Last week I seemed to have a run on questions about hamstring pain on all of the forums that I moderate. The questions varied from a 30ish baseball player who was running like he was in high school, to someone who had severe pain at the base of his butt when he would stand up. It was a banner hamstring week!
So, I decided to copy one of the answers I posted on one of the forums so you could benefit from the information. With so many people finally getting out of the house after being housebound for the long winter months (if you live in a cold weather area), it makes sense that people’s muscles aren’t ready to just jump into all the activities we enjoy.
Here’s my answer to someone who has pain in his hamstrings only while running up hill:
The hamstring issue is complicated because it’s not just spasms in your hamstring muscles that are causing the problem. The source of the problem is a muscle called iliopsoas that is located on the front side of your lumbar vertebrae.
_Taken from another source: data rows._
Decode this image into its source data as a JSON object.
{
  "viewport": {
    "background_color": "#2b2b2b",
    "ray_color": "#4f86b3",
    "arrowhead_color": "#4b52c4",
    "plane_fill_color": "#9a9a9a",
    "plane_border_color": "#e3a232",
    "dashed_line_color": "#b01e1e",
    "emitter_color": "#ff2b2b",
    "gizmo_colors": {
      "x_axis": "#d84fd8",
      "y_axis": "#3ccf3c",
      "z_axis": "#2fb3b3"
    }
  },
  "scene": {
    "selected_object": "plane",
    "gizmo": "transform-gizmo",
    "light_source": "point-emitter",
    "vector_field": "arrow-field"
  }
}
This is the muscle that contracts in order for you to go from standing to sitting. However, when you are running uphill, or climbing stairs, or even when you are sitting for an extended period of time, the muscle shortens due to a phenomenon called muscle memory, and then when you try to stand up straight it can’t lengthen.
As the muscle stays shortened it pulls your lumbar vertebrae forward and down, rotates your pelvis, and therefore causes your hamstrings to overstretch. If you go to http://www.forum.julstrointernational.com/viewtopic.php?f=9&t=762 you can read a more detailed explanation of this situation. If you decided to go to a therapist, there is a list of the muscles, in the order they need to be treated, directly under the explanation.
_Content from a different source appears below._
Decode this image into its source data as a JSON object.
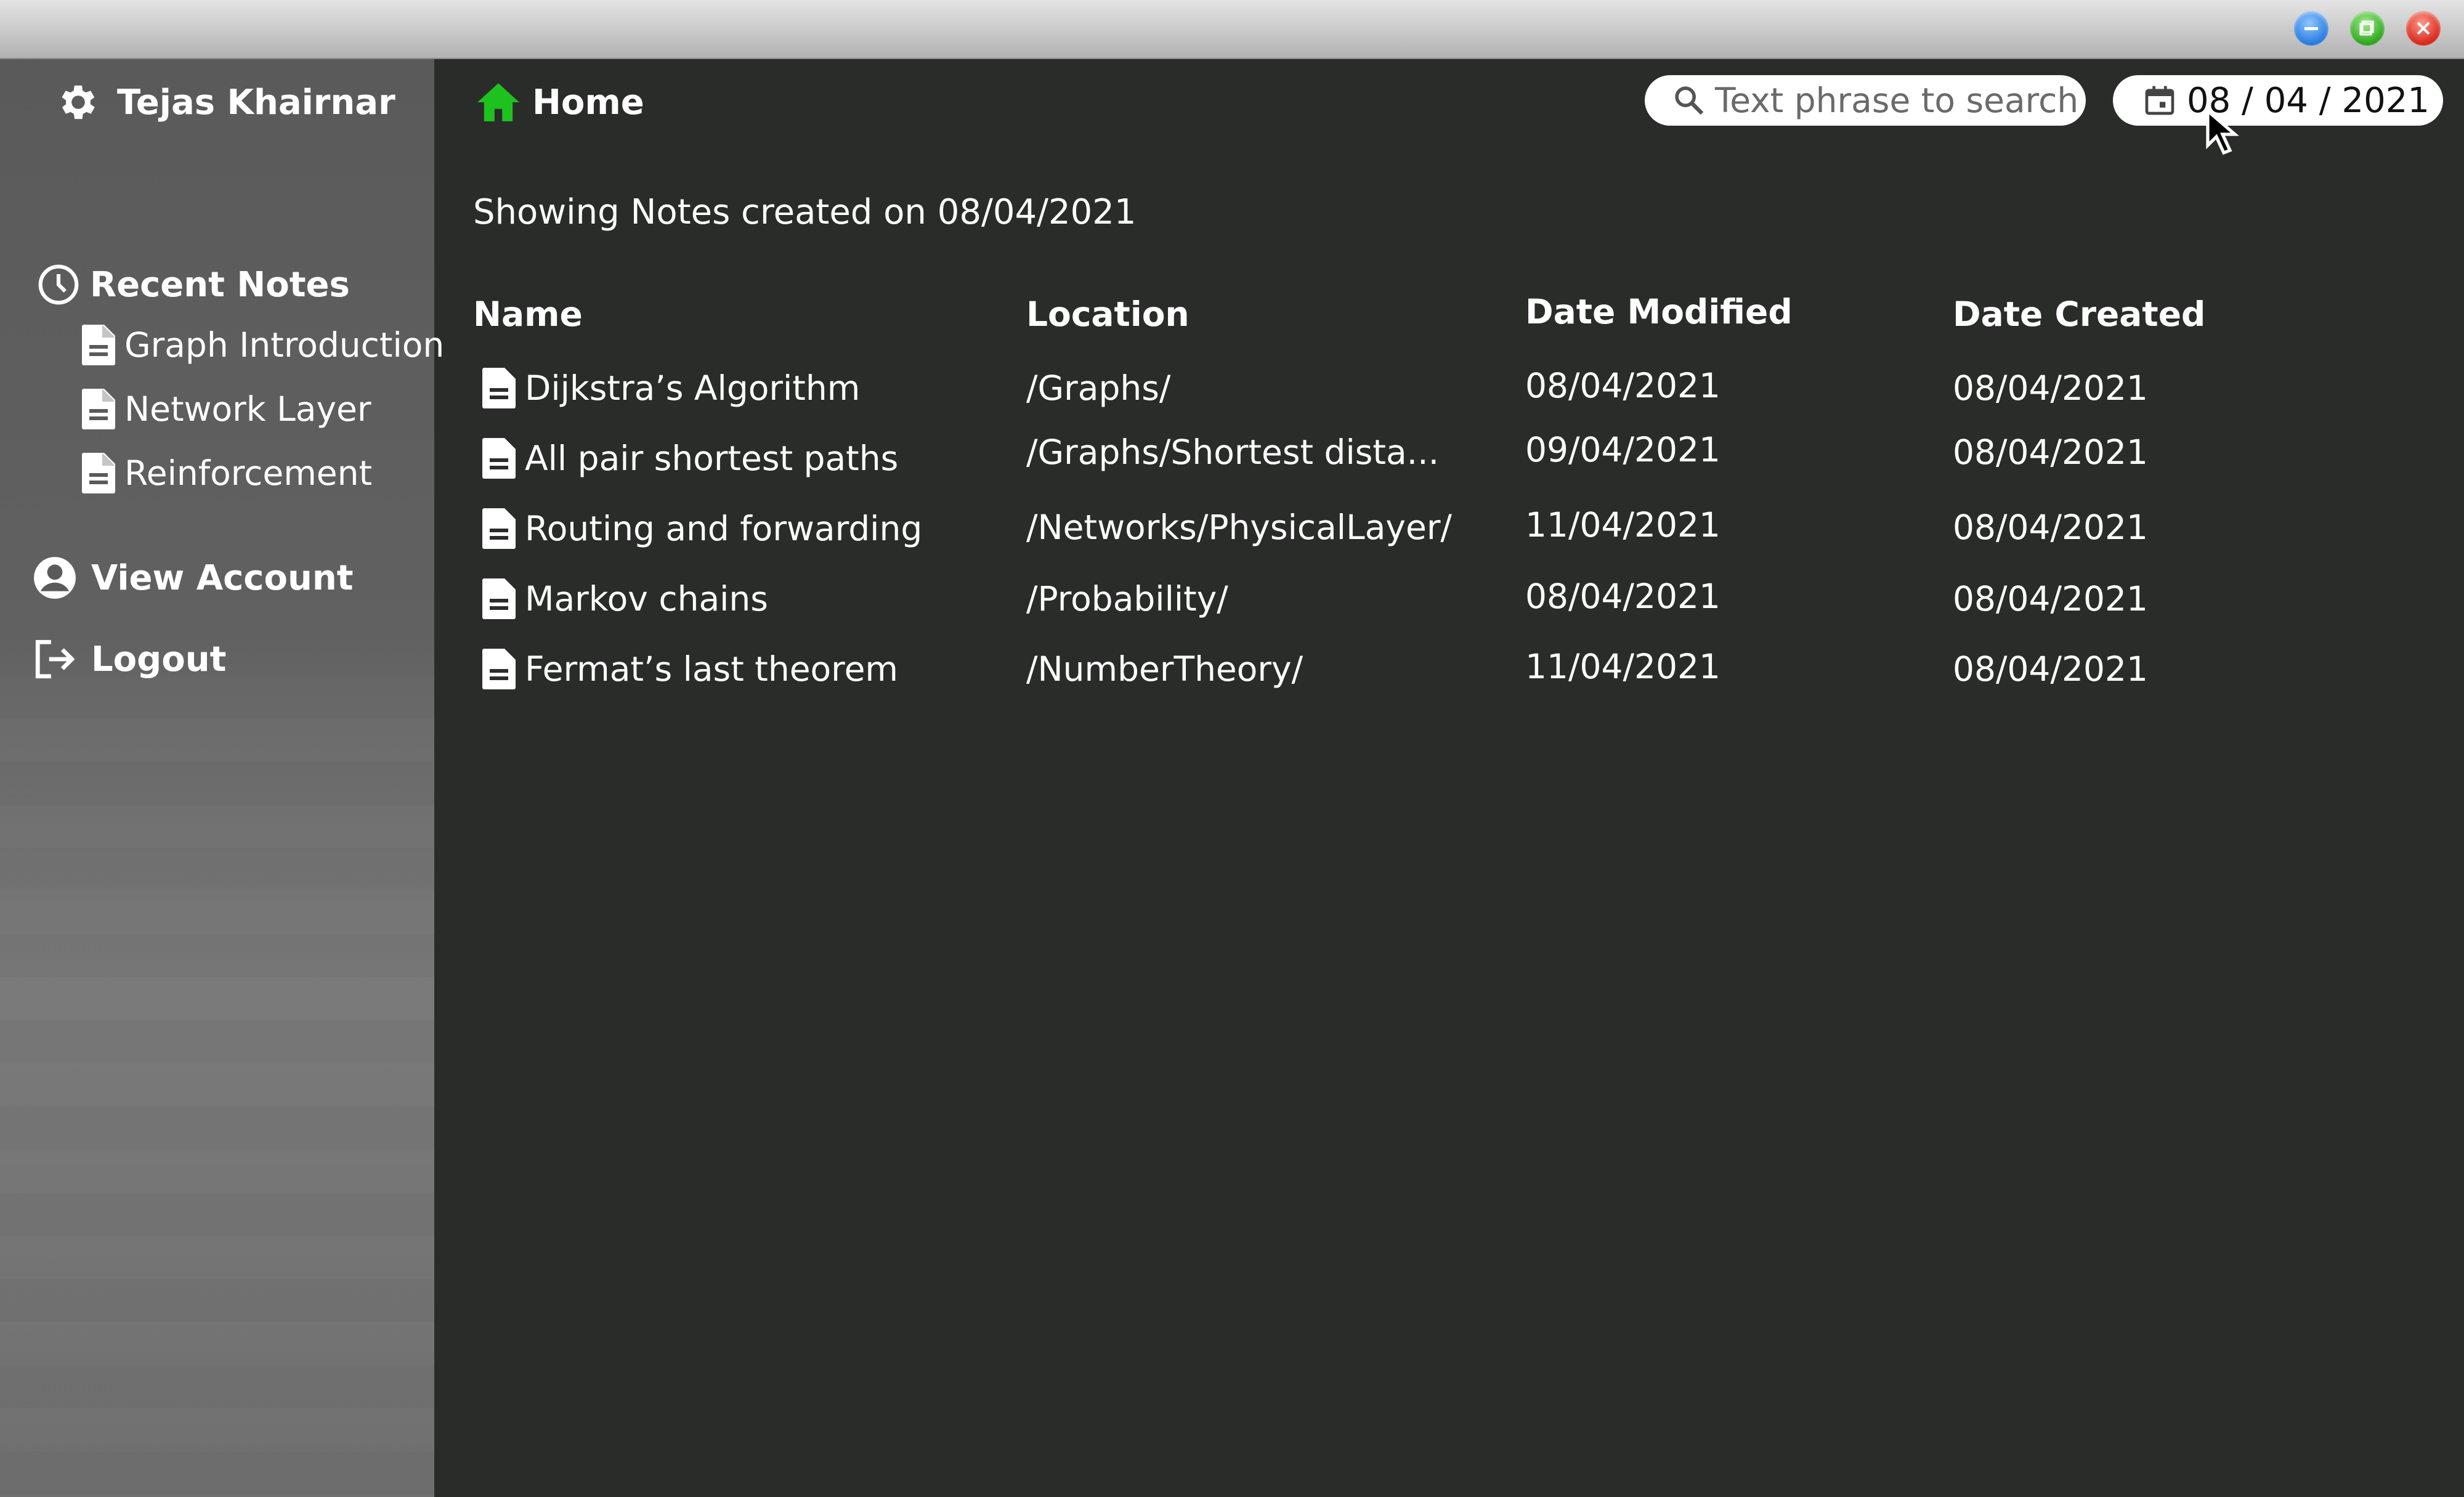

I suggest you also go to https://www.julstromethod.com and read about repetitive strain injuries, including the sections titled “Muscles and Pain” and “What’s Happening Exactly.” These pages will help you have a much better understanding of what is happening and how you can self-treat it.
If you release the tension in the muscles, especially your quadriceps, quadratus lumborum, and iliopsoas, I believe your hamstrings will stop tugging and you’ll have relief from the pain.
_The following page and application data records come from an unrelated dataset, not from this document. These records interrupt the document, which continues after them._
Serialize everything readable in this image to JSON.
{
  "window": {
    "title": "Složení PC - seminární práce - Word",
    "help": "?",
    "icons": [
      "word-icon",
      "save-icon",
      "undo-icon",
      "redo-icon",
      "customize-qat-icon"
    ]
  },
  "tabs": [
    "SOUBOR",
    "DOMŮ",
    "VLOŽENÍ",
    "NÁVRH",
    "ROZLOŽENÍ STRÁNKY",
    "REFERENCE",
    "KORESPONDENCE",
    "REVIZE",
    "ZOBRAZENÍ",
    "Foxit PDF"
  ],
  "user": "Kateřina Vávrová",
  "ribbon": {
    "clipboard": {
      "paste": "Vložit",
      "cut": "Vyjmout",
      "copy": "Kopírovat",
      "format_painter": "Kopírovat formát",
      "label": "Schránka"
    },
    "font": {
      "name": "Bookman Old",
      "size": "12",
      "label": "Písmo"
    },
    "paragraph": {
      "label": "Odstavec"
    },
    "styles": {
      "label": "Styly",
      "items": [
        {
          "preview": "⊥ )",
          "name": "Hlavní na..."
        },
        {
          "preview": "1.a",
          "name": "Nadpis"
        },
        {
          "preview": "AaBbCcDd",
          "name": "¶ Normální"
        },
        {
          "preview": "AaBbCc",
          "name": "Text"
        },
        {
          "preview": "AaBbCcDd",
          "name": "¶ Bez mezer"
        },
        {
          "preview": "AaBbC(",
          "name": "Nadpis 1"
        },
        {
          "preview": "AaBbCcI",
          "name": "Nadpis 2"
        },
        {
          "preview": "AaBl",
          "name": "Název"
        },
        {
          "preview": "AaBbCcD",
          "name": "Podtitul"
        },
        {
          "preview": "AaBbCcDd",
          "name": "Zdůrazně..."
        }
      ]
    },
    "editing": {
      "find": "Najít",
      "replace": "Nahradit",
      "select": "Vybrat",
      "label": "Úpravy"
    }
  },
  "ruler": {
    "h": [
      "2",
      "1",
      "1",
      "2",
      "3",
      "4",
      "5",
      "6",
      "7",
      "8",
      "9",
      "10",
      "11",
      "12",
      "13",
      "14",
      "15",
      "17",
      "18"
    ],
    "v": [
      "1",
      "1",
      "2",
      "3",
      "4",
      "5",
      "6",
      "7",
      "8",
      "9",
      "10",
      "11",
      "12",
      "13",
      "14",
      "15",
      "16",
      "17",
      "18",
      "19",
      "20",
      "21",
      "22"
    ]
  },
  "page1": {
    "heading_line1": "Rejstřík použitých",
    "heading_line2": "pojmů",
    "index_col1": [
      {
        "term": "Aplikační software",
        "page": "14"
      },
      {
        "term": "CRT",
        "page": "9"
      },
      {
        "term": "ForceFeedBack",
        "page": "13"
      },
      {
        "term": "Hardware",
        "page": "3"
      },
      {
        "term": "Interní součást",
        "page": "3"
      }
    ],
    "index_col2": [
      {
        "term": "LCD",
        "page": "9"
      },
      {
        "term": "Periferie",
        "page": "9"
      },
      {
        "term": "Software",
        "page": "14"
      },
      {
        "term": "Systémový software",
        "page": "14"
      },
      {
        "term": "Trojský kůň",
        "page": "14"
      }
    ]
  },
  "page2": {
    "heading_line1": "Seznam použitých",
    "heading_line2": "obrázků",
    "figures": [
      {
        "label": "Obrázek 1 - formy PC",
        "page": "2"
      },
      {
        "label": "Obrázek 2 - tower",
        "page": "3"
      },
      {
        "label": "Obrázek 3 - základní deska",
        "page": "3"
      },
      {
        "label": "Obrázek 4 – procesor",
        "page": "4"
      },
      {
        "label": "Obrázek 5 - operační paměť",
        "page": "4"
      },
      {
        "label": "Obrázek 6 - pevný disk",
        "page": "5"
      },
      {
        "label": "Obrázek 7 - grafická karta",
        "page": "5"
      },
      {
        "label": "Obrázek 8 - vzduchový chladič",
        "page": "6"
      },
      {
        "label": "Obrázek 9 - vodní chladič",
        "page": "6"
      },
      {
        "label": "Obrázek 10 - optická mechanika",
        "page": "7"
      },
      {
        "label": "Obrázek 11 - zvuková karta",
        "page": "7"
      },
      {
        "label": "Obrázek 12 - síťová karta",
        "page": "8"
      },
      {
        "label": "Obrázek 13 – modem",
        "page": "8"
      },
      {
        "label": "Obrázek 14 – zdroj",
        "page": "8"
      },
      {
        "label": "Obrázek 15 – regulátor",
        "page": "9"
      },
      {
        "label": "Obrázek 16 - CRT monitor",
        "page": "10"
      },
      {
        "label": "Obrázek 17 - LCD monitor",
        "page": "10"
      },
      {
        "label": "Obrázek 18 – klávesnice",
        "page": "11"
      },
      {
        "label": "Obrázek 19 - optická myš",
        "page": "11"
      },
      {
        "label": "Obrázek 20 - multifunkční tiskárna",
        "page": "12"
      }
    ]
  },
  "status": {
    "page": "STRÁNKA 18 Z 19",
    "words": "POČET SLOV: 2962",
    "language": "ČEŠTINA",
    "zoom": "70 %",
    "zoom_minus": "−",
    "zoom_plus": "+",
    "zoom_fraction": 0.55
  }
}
The most important thing to tell you is to NOT try stretching your hamstrings until the other muscles are released so you won’t further stretch an overstretched muscle. Even if you only do a few fast passes on your quadriceps, and then a quick iliopsoas stretch, you’ll have a lot more success at releasing the tension in your hamstrings.
Wishing you well,